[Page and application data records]
___

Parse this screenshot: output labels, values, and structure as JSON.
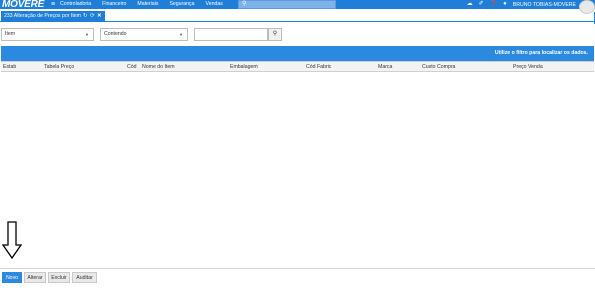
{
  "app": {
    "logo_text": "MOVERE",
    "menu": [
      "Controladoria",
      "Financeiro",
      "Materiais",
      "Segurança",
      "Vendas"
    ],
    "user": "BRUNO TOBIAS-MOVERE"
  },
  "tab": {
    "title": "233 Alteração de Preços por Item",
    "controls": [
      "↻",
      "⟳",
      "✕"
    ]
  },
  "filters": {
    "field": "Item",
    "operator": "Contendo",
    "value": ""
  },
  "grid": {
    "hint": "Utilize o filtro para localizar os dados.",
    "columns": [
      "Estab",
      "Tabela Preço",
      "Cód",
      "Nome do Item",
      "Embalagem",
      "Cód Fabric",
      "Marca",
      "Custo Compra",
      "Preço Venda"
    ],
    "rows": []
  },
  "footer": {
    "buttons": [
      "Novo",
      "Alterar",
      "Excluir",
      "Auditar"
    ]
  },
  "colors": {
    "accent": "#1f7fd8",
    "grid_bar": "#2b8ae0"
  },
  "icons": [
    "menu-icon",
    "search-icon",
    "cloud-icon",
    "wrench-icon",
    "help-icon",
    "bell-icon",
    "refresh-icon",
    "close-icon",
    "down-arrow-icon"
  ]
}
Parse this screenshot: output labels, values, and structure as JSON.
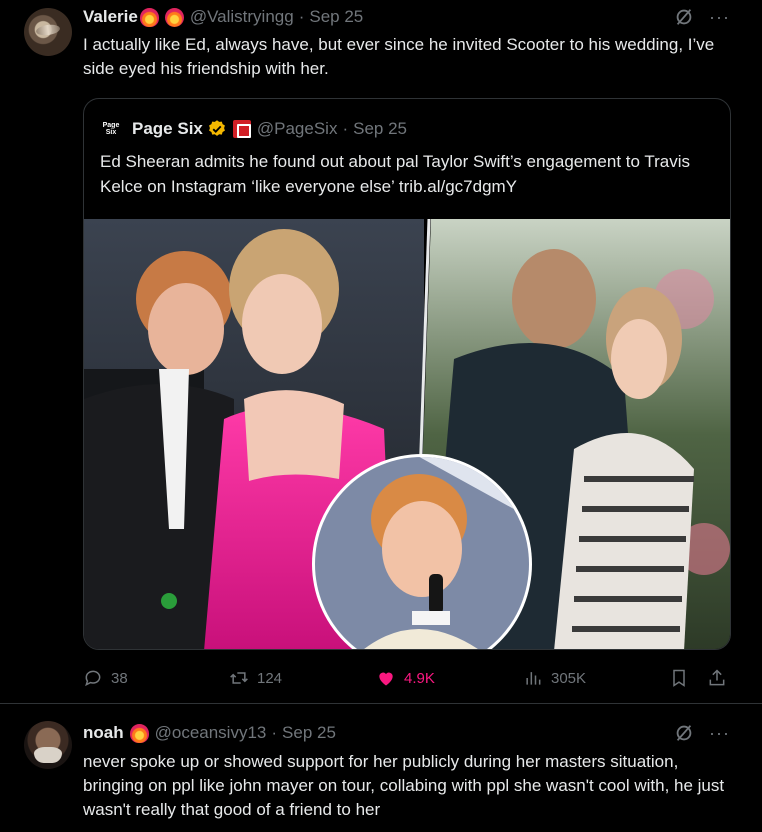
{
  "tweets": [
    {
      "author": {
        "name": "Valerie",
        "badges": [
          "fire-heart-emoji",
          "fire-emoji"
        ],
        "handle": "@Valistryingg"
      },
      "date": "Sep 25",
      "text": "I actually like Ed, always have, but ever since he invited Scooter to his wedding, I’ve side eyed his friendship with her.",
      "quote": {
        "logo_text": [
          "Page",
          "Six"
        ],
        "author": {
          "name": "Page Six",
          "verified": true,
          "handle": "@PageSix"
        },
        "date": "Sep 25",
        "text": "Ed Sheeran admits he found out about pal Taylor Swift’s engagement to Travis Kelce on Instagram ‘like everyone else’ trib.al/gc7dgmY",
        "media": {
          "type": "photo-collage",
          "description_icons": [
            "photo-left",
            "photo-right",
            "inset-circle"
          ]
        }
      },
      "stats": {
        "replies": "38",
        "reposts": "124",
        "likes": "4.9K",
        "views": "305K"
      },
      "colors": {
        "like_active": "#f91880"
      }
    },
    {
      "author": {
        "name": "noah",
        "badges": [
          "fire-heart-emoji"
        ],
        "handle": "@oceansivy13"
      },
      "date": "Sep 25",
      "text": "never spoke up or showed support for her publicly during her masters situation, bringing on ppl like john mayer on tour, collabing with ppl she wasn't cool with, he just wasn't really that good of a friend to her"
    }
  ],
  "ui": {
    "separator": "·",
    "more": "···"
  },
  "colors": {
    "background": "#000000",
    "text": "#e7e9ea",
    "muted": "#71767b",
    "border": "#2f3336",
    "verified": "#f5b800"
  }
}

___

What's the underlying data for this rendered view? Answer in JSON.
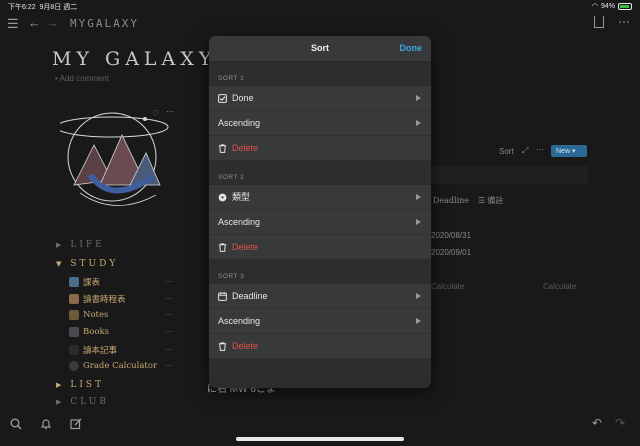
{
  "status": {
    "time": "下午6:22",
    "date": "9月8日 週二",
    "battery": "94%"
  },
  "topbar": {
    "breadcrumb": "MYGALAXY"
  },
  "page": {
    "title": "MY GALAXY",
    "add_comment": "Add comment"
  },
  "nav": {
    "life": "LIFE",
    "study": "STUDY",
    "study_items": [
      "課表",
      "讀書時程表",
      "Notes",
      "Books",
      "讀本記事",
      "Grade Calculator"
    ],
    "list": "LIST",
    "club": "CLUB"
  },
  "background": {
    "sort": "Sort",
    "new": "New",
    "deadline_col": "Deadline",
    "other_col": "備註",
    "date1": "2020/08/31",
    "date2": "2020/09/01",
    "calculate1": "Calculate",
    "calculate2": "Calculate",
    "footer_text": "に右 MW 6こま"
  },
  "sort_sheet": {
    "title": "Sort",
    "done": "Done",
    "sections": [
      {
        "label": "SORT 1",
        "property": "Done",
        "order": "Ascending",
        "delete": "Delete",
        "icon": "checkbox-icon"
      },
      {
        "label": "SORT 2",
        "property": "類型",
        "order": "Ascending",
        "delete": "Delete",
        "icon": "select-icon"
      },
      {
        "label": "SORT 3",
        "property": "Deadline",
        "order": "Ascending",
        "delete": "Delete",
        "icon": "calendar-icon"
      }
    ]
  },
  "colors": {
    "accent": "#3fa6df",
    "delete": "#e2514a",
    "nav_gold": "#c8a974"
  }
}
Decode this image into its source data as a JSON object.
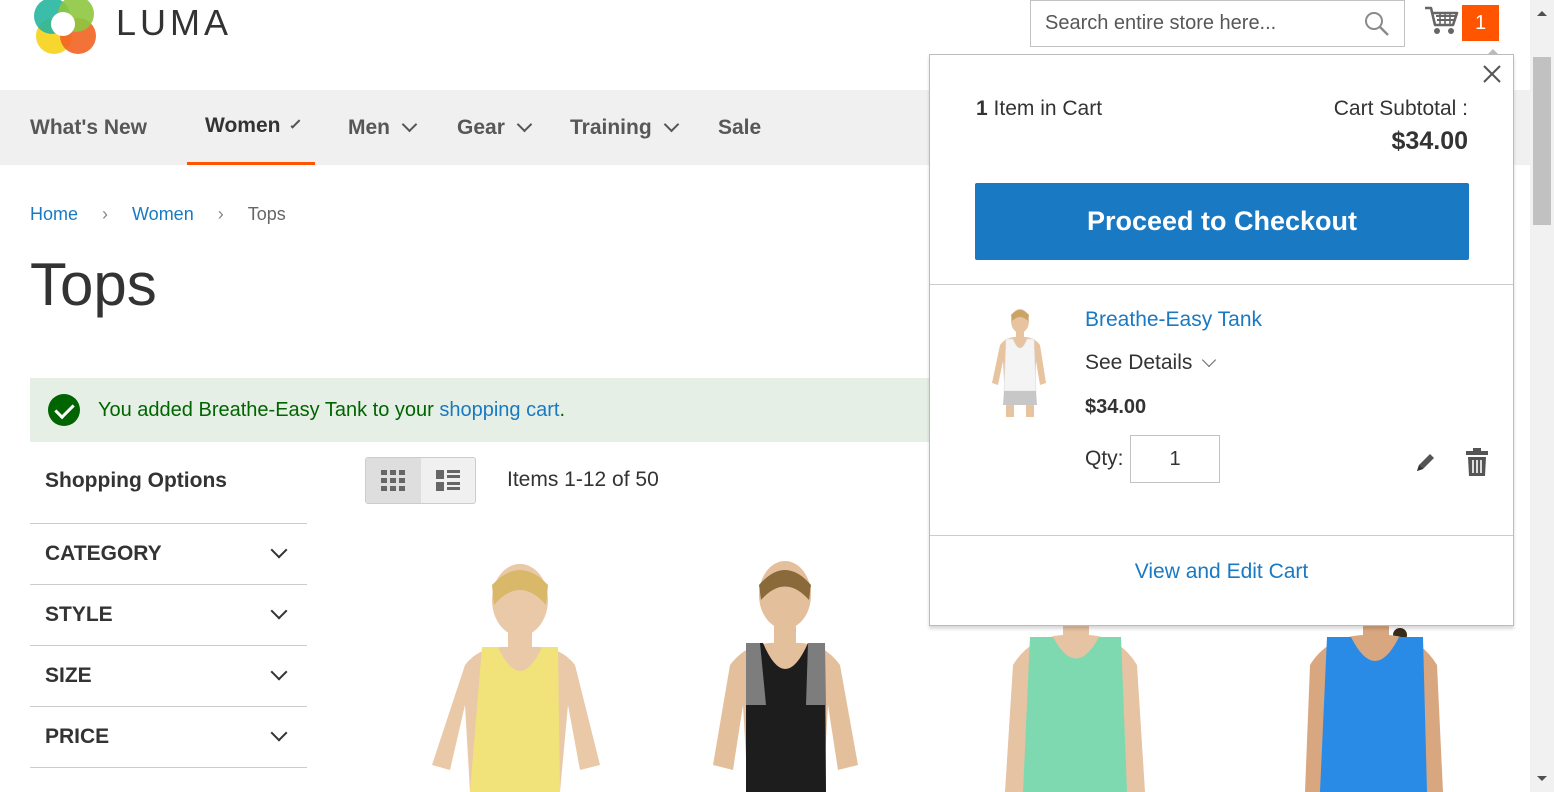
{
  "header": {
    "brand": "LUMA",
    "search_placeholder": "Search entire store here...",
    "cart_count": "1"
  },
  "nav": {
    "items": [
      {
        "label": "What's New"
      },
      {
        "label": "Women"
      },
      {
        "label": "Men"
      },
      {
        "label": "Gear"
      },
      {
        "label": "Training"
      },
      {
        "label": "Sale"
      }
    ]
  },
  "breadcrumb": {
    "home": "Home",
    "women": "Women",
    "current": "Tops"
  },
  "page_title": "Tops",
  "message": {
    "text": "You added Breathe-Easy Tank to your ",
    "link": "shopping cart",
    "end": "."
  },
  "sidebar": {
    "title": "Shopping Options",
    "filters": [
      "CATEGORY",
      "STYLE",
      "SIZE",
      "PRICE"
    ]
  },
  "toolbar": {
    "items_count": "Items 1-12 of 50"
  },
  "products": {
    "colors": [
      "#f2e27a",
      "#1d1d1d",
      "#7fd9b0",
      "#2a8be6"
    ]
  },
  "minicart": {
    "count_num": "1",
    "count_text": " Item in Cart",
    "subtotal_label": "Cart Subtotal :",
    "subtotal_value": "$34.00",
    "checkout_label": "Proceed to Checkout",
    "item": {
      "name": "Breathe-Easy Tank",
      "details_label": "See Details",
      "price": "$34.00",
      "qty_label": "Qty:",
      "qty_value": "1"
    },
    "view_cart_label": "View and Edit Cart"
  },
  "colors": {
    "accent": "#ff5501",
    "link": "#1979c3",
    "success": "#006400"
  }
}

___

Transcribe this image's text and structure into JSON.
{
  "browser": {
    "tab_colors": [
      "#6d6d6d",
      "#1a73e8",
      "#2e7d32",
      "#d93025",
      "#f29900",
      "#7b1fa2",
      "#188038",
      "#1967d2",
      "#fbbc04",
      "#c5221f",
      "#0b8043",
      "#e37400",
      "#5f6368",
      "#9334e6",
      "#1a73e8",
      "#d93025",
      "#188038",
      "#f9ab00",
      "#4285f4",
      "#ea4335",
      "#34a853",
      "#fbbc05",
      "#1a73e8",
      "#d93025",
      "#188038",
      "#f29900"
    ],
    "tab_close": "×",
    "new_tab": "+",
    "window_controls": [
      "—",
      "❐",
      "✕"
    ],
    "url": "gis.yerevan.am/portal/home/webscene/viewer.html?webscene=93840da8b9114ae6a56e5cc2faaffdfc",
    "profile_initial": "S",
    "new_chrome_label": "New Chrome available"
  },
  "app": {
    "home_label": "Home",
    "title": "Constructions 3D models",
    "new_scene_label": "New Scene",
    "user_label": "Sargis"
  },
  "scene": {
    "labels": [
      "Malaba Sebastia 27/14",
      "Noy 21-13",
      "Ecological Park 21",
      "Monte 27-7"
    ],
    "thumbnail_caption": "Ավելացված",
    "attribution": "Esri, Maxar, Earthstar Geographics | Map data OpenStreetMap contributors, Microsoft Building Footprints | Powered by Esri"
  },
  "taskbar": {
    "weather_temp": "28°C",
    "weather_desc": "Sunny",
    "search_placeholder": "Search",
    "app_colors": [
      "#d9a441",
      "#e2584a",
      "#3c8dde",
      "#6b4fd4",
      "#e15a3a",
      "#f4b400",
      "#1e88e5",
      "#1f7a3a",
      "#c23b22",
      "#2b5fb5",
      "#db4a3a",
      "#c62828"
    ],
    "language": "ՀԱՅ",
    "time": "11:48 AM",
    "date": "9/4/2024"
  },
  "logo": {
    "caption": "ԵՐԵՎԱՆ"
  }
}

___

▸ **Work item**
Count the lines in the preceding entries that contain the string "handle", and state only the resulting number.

▸ **Answer for this exercise**
3